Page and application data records
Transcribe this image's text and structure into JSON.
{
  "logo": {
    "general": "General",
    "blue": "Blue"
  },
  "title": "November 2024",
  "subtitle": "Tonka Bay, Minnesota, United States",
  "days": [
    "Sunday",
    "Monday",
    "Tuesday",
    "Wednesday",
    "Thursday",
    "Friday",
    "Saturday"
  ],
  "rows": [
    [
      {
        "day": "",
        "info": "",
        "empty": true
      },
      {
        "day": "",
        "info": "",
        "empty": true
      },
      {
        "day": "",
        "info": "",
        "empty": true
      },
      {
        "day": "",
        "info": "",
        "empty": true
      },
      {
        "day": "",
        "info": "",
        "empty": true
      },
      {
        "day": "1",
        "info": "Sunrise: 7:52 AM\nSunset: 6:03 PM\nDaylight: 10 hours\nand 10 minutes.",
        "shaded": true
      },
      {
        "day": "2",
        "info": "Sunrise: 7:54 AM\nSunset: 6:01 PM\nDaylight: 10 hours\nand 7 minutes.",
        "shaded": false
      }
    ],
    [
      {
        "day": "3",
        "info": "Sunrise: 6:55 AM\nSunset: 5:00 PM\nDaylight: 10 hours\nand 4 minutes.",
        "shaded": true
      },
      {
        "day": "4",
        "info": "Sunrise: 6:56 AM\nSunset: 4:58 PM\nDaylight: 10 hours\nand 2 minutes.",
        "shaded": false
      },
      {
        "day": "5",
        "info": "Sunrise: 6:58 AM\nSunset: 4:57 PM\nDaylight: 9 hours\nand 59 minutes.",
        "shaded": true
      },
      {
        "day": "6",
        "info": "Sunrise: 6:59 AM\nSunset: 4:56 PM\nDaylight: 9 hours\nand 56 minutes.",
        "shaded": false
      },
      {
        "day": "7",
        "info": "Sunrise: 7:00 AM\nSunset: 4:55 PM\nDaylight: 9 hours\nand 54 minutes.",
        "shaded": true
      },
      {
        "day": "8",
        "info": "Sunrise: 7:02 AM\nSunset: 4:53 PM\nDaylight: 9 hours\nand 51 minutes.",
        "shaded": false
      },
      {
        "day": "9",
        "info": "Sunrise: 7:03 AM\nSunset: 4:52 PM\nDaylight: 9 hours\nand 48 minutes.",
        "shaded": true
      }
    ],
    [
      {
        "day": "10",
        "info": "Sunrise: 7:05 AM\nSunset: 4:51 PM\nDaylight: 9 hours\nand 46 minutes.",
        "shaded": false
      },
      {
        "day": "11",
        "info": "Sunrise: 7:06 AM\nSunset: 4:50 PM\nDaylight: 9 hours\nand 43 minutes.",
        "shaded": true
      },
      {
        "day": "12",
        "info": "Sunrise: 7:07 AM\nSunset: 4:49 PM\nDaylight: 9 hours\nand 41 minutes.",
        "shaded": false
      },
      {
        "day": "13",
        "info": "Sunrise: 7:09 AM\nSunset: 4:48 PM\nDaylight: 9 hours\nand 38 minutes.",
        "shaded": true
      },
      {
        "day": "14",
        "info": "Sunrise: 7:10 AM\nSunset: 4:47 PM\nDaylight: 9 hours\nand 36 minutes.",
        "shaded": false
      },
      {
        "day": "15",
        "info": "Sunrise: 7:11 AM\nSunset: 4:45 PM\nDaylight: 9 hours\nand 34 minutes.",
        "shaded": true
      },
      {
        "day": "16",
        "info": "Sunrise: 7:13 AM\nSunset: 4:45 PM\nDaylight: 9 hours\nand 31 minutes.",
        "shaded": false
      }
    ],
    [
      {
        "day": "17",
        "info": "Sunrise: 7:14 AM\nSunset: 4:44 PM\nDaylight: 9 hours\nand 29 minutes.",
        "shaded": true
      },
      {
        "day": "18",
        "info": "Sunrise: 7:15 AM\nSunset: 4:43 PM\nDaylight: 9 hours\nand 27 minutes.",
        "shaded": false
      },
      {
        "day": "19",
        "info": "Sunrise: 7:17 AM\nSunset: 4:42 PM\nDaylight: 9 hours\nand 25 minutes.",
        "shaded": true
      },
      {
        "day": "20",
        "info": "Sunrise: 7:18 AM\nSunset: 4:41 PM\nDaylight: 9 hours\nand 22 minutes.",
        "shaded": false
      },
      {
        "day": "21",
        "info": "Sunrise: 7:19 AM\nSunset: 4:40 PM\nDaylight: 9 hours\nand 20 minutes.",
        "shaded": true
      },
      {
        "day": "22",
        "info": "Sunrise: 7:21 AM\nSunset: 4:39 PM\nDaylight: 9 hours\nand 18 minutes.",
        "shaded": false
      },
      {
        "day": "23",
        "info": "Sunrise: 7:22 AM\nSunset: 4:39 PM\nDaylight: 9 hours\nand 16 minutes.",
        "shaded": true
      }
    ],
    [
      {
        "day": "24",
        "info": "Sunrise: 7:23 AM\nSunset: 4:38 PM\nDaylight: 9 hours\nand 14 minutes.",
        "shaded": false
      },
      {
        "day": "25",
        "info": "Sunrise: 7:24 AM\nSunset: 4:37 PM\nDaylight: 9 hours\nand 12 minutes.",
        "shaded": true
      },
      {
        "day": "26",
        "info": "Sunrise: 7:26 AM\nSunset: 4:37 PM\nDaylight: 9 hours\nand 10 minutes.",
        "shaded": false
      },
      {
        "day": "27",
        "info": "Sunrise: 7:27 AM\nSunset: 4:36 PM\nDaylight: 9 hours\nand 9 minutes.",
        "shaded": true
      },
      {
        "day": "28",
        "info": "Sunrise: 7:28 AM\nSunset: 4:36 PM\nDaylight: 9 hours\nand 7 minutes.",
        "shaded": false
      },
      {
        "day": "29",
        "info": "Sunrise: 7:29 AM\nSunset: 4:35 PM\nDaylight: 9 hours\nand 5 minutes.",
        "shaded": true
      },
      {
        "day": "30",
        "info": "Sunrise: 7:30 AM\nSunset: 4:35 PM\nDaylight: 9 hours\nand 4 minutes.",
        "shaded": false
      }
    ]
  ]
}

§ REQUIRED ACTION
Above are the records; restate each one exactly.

§ RESPONSE TO THE TASK
Transcribe this image's text and structure into JSON.
{
  "logo": {
    "general": "General",
    "blue": "Blue"
  },
  "title": "November 2024",
  "subtitle": "Tonka Bay, Minnesota, United States",
  "days": [
    "Sunday",
    "Monday",
    "Tuesday",
    "Wednesday",
    "Thursday",
    "Friday",
    "Saturday"
  ],
  "rows": [
    [
      {
        "day": "",
        "info": "",
        "empty": true
      },
      {
        "day": "",
        "info": "",
        "empty": true
      },
      {
        "day": "",
        "info": "",
        "empty": true
      },
      {
        "day": "",
        "info": "",
        "empty": true
      },
      {
        "day": "",
        "info": "",
        "empty": true
      },
      {
        "day": "1",
        "info": "Sunrise: 7:52 AM\nSunset: 6:03 PM\nDaylight: 10 hours\nand 10 minutes.",
        "shaded": true
      },
      {
        "day": "2",
        "info": "Sunrise: 7:54 AM\nSunset: 6:01 PM\nDaylight: 10 hours\nand 7 minutes.",
        "shaded": false
      }
    ],
    [
      {
        "day": "3",
        "info": "Sunrise: 6:55 AM\nSunset: 5:00 PM\nDaylight: 10 hours\nand 4 minutes.",
        "shaded": true
      },
      {
        "day": "4",
        "info": "Sunrise: 6:56 AM\nSunset: 4:58 PM\nDaylight: 10 hours\nand 2 minutes.",
        "shaded": false
      },
      {
        "day": "5",
        "info": "Sunrise: 6:58 AM\nSunset: 4:57 PM\nDaylight: 9 hours\nand 59 minutes.",
        "shaded": true
      },
      {
        "day": "6",
        "info": "Sunrise: 6:59 AM\nSunset: 4:56 PM\nDaylight: 9 hours\nand 56 minutes.",
        "shaded": false
      },
      {
        "day": "7",
        "info": "Sunrise: 7:00 AM\nSunset: 4:55 PM\nDaylight: 9 hours\nand 54 minutes.",
        "shaded": true
      },
      {
        "day": "8",
        "info": "Sunrise: 7:02 AM\nSunset: 4:53 PM\nDaylight: 9 hours\nand 51 minutes.",
        "shaded": false
      },
      {
        "day": "9",
        "info": "Sunrise: 7:03 AM\nSunset: 4:52 PM\nDaylight: 9 hours\nand 48 minutes.",
        "shaded": true
      }
    ],
    [
      {
        "day": "10",
        "info": "Sunrise: 7:05 AM\nSunset: 4:51 PM\nDaylight: 9 hours\nand 46 minutes.",
        "shaded": false
      },
      {
        "day": "11",
        "info": "Sunrise: 7:06 AM\nSunset: 4:50 PM\nDaylight: 9 hours\nand 43 minutes.",
        "shaded": true
      },
      {
        "day": "12",
        "info": "Sunrise: 7:07 AM\nSunset: 4:49 PM\nDaylight: 9 hours\nand 41 minutes.",
        "shaded": false
      },
      {
        "day": "13",
        "info": "Sunrise: 7:09 AM\nSunset: 4:48 PM\nDaylight: 9 hours\nand 38 minutes.",
        "shaded": true
      },
      {
        "day": "14",
        "info": "Sunrise: 7:10 AM\nSunset: 4:47 PM\nDaylight: 9 hours\nand 36 minutes.",
        "shaded": false
      },
      {
        "day": "15",
        "info": "Sunrise: 7:11 AM\nSunset: 4:45 PM\nDaylight: 9 hours\nand 34 minutes.",
        "shaded": true
      },
      {
        "day": "16",
        "info": "Sunrise: 7:13 AM\nSunset: 4:45 PM\nDaylight: 9 hours\nand 31 minutes.",
        "shaded": false
      }
    ],
    [
      {
        "day": "17",
        "info": "Sunrise: 7:14 AM\nSunset: 4:44 PM\nDaylight: 9 hours\nand 29 minutes.",
        "shaded": true
      },
      {
        "day": "18",
        "info": "Sunrise: 7:15 AM\nSunset: 4:43 PM\nDaylight: 9 hours\nand 27 minutes.",
        "shaded": false
      },
      {
        "day": "19",
        "info": "Sunrise: 7:17 AM\nSunset: 4:42 PM\nDaylight: 9 hours\nand 25 minutes.",
        "shaded": true
      },
      {
        "day": "20",
        "info": "Sunrise: 7:18 AM\nSunset: 4:41 PM\nDaylight: 9 hours\nand 22 minutes.",
        "shaded": false
      },
      {
        "day": "21",
        "info": "Sunrise: 7:19 AM\nSunset: 4:40 PM\nDaylight: 9 hours\nand 20 minutes.",
        "shaded": true
      },
      {
        "day": "22",
        "info": "Sunrise: 7:21 AM\nSunset: 4:39 PM\nDaylight: 9 hours\nand 18 minutes.",
        "shaded": false
      },
      {
        "day": "23",
        "info": "Sunrise: 7:22 AM\nSunset: 4:39 PM\nDaylight: 9 hours\nand 16 minutes.",
        "shaded": true
      }
    ],
    [
      {
        "day": "24",
        "info": "Sunrise: 7:23 AM\nSunset: 4:38 PM\nDaylight: 9 hours\nand 14 minutes.",
        "shaded": false
      },
      {
        "day": "25",
        "info": "Sunrise: 7:24 AM\nSunset: 4:37 PM\nDaylight: 9 hours\nand 12 minutes.",
        "shaded": true
      },
      {
        "day": "26",
        "info": "Sunrise: 7:26 AM\nSunset: 4:37 PM\nDaylight: 9 hours\nand 10 minutes.",
        "shaded": false
      },
      {
        "day": "27",
        "info": "Sunrise: 7:27 AM\nSunset: 4:36 PM\nDaylight: 9 hours\nand 9 minutes.",
        "shaded": true
      },
      {
        "day": "28",
        "info": "Sunrise: 7:28 AM\nSunset: 4:36 PM\nDaylight: 9 hours\nand 7 minutes.",
        "shaded": false
      },
      {
        "day": "29",
        "info": "Sunrise: 7:29 AM\nSunset: 4:35 PM\nDaylight: 9 hours\nand 5 minutes.",
        "shaded": true
      },
      {
        "day": "30",
        "info": "Sunrise: 7:30 AM\nSunset: 4:35 PM\nDaylight: 9 hours\nand 4 minutes.",
        "shaded": false
      }
    ]
  ]
}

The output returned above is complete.